BEGIN DATA RECORDS

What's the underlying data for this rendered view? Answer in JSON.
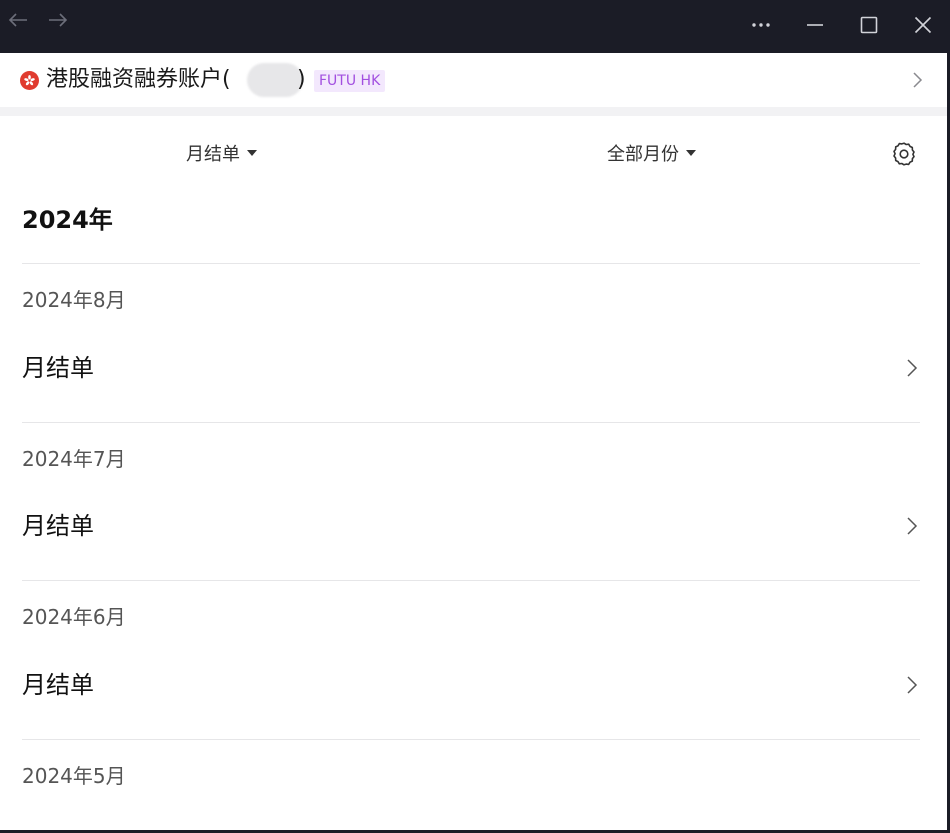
{
  "window": {
    "icons": {
      "back": "arrow-left-icon",
      "forward": "arrow-right-icon",
      "more": "more-horizontal-icon",
      "minimize": "minimize-icon",
      "maximize": "maximize-icon",
      "close": "close-icon"
    }
  },
  "account": {
    "name": "港股融资融券账户(",
    "name_suffix": ")",
    "broker_badge": "FUTU HK",
    "flag": "hong-kong-flag-icon",
    "masked": true
  },
  "filters": {
    "statement_type": "月结单",
    "month": "全部月份"
  },
  "year": "2024年",
  "months": [
    {
      "label": "2024年8月",
      "statement": "月结单"
    },
    {
      "label": "2024年7月",
      "statement": "月结单"
    },
    {
      "label": "2024年6月",
      "statement": "月结单"
    },
    {
      "label": "2024年5月",
      "statement": ""
    }
  ],
  "colors": {
    "titlebar_bg": "#1b1c26",
    "badge_text": "#a24fe0",
    "badge_bg": "#f3e8fd",
    "flag_red": "#e03b2f"
  }
}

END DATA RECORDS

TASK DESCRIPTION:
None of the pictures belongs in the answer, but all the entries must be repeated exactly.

RESPONSE:
What's the underlying data for this rendered view? Answer in JSON.
{
  "window": {
    "icons": {
      "back": "arrow-left-icon",
      "forward": "arrow-right-icon",
      "more": "more-horizontal-icon",
      "minimize": "minimize-icon",
      "maximize": "maximize-icon",
      "close": "close-icon"
    }
  },
  "account": {
    "name": "港股融资融券账户(",
    "name_suffix": ")",
    "broker_badge": "FUTU HK",
    "flag": "hong-kong-flag-icon",
    "masked": true
  },
  "filters": {
    "statement_type": "月结单",
    "month": "全部月份"
  },
  "year": "2024年",
  "months": [
    {
      "label": "2024年8月",
      "statement": "月结单"
    },
    {
      "label": "2024年7月",
      "statement": "月结单"
    },
    {
      "label": "2024年6月",
      "statement": "月结单"
    },
    {
      "label": "2024年5月",
      "statement": ""
    }
  ],
  "colors": {
    "titlebar_bg": "#1b1c26",
    "badge_text": "#a24fe0",
    "badge_bg": "#f3e8fd",
    "flag_red": "#e03b2f"
  }
}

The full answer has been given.